▸ ASSIGNED TASK
What you return should be every line below, word for word, and none of the images.

━━ EXTRACTED ENTRIES ━━

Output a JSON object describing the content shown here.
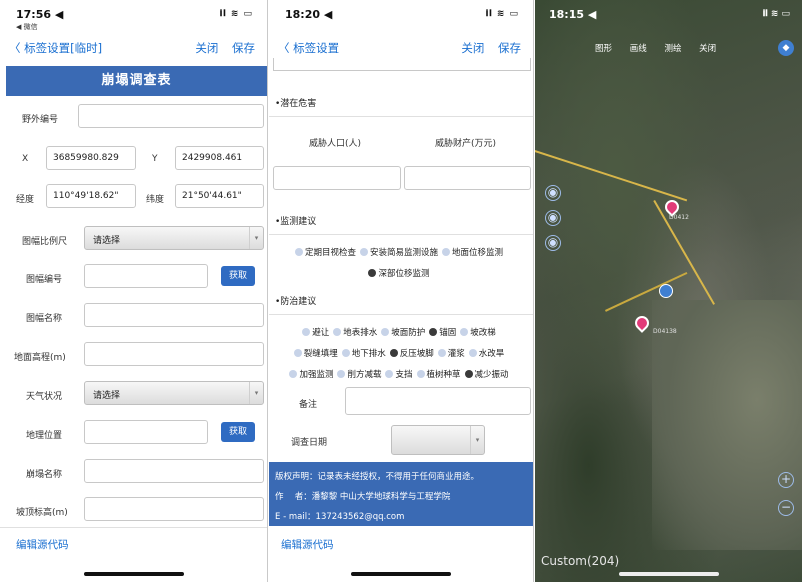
{
  "phone1": {
    "status": {
      "time": "17:56 ◀",
      "sub": "◀ 微信",
      "icons": "𝐢𝐥 ≋ ▭"
    },
    "nav": {
      "back": "〈 标签设置[临时]",
      "close": "关闭",
      "save": "保存"
    },
    "banner": "崩塌调查表",
    "fields": {
      "field_no": {
        "label": "野外编号",
        "value": ""
      },
      "x": {
        "label": "X",
        "value": "36859980.829"
      },
      "y": {
        "label": "Y",
        "value": "2429908.461"
      },
      "lon": {
        "label": "经度",
        "value": "110°49'18.62\""
      },
      "lat": {
        "label": "纬度",
        "value": "21°50'44.61\""
      },
      "scale": {
        "label": "图幅比例尺",
        "value": "请选择"
      },
      "sheet_no": {
        "label": "图幅编号",
        "value": "",
        "button": "获取"
      },
      "sheet_name": {
        "label": "图幅名称",
        "value": ""
      },
      "elevation": {
        "label": "地面高程(m)",
        "value": ""
      },
      "weather": {
        "label": "天气状况",
        "value": "请选择"
      },
      "location": {
        "label": "地理位置",
        "value": "",
        "button": "获取"
      },
      "name": {
        "label": "崩塌名称",
        "value": ""
      },
      "top_elev": {
        "label": "坡顶标高(m)",
        "value": ""
      }
    },
    "edit_source": "编辑源代码"
  },
  "phone2": {
    "status": {
      "time": "18:20 ◀",
      "icons": "𝐢𝐥 ≋ ▭"
    },
    "nav": {
      "back": "〈 标签设置",
      "close": "关闭",
      "save": "保存"
    },
    "hazard": {
      "title": "•潜在危害",
      "col1": "威胁人口(人)",
      "col2": "威胁财产(万元)"
    },
    "monitor": {
      "title": "•监测建议",
      "options": [
        {
          "label": "定期目视检查",
          "checked": false
        },
        {
          "label": "安装简易监测设施",
          "checked": false
        },
        {
          "label": "地面位移监测",
          "checked": false
        },
        {
          "label": "深部位移监测",
          "checked": true
        }
      ]
    },
    "prevent": {
      "title": "•防治建议",
      "options": [
        {
          "label": "避让",
          "checked": false
        },
        {
          "label": "地表排水",
          "checked": false
        },
        {
          "label": "坡面防护",
          "checked": false
        },
        {
          "label": "锚固",
          "checked": true
        },
        {
          "label": "坡改梯",
          "checked": false
        },
        {
          "label": "裂缝填埋",
          "checked": false
        },
        {
          "label": "地下排水",
          "checked": false
        },
        {
          "label": "反压坡脚",
          "checked": true
        },
        {
          "label": "灌浆",
          "checked": false
        },
        {
          "label": "水改旱",
          "checked": false
        },
        {
          "label": "加强监测",
          "checked": false
        },
        {
          "label": "削方减载",
          "checked": false
        },
        {
          "label": "支挡",
          "checked": false
        },
        {
          "label": "植树种草",
          "checked": false
        },
        {
          "label": "减少振动",
          "checked": true
        }
      ]
    },
    "remark": {
      "label": "备注",
      "value": ""
    },
    "survey_date": {
      "label": "调查日期",
      "value": ""
    },
    "copyright": {
      "line1": "版权声明：记录表未经授权，不得用于任何商业用途。",
      "line2": "作　 者：潘黎黎  中山大学地球科学与工程学院",
      "line3": "E - mail：137243562@qq.com"
    },
    "edit_source": "编辑源代码"
  },
  "phone3": {
    "status": {
      "time": "18:15 ◀",
      "icons": "𝐢𝐥 ≋ ▭"
    },
    "tabs": [
      "图形",
      "画线",
      "测绘",
      "关闭"
    ],
    "labels": [
      "D0412",
      "D04138"
    ],
    "zoom_in": "+",
    "zoom_out": "−",
    "watermark": "Custom(204)"
  }
}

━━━

▸ OUTPUT FOR THIS EXERCISE
Output a JSON object describing the content shown here.
{
  "phone1": {
    "status": {
      "time": "17:56 ◀",
      "sub": "◀ 微信",
      "icons": "𝐢𝐥 ≋ ▭"
    },
    "nav": {
      "back": "〈 标签设置[临时]",
      "close": "关闭",
      "save": "保存"
    },
    "banner": "崩塌调查表",
    "fields": {
      "field_no": {
        "label": "野外编号",
        "value": ""
      },
      "x": {
        "label": "X",
        "value": "36859980.829"
      },
      "y": {
        "label": "Y",
        "value": "2429908.461"
      },
      "lon": {
        "label": "经度",
        "value": "110°49'18.62\""
      },
      "lat": {
        "label": "纬度",
        "value": "21°50'44.61\""
      },
      "scale": {
        "label": "图幅比例尺",
        "value": "请选择"
      },
      "sheet_no": {
        "label": "图幅编号",
        "value": "",
        "button": "获取"
      },
      "sheet_name": {
        "label": "图幅名称",
        "value": ""
      },
      "elevation": {
        "label": "地面高程(m)",
        "value": ""
      },
      "weather": {
        "label": "天气状况",
        "value": "请选择"
      },
      "location": {
        "label": "地理位置",
        "value": "",
        "button": "获取"
      },
      "name": {
        "label": "崩塌名称",
        "value": ""
      },
      "top_elev": {
        "label": "坡顶标高(m)",
        "value": ""
      }
    },
    "edit_source": "编辑源代码"
  },
  "phone2": {
    "status": {
      "time": "18:20 ◀",
      "icons": "𝐢𝐥 ≋ ▭"
    },
    "nav": {
      "back": "〈 标签设置",
      "close": "关闭",
      "save": "保存"
    },
    "hazard": {
      "title": "•潜在危害",
      "col1": "威胁人口(人)",
      "col2": "威胁财产(万元)"
    },
    "monitor": {
      "title": "•监测建议",
      "options": [
        {
          "label": "定期目视检查",
          "checked": false
        },
        {
          "label": "安装简易监测设施",
          "checked": false
        },
        {
          "label": "地面位移监测",
          "checked": false
        },
        {
          "label": "深部位移监测",
          "checked": true
        }
      ]
    },
    "prevent": {
      "title": "•防治建议",
      "options": [
        {
          "label": "避让",
          "checked": false
        },
        {
          "label": "地表排水",
          "checked": false
        },
        {
          "label": "坡面防护",
          "checked": false
        },
        {
          "label": "锚固",
          "checked": true
        },
        {
          "label": "坡改梯",
          "checked": false
        },
        {
          "label": "裂缝填埋",
          "checked": false
        },
        {
          "label": "地下排水",
          "checked": false
        },
        {
          "label": "反压坡脚",
          "checked": true
        },
        {
          "label": "灌浆",
          "checked": false
        },
        {
          "label": "水改旱",
          "checked": false
        },
        {
          "label": "加强监测",
          "checked": false
        },
        {
          "label": "削方减载",
          "checked": false
        },
        {
          "label": "支挡",
          "checked": false
        },
        {
          "label": "植树种草",
          "checked": false
        },
        {
          "label": "减少振动",
          "checked": true
        }
      ]
    },
    "remark": {
      "label": "备注",
      "value": ""
    },
    "survey_date": {
      "label": "调查日期",
      "value": ""
    },
    "copyright": {
      "line1": "版权声明：记录表未经授权，不得用于任何商业用途。",
      "line2": "作　 者：潘黎黎  中山大学地球科学与工程学院",
      "line3": "E - mail：137243562@qq.com"
    },
    "edit_source": "编辑源代码"
  },
  "phone3": {
    "status": {
      "time": "18:15 ◀",
      "icons": "𝐢𝐥 ≋ ▭"
    },
    "tabs": [
      "图形",
      "画线",
      "测绘",
      "关闭"
    ],
    "labels": [
      "D0412",
      "D04138"
    ],
    "zoom_in": "+",
    "zoom_out": "−",
    "watermark": "Custom(204)"
  }
}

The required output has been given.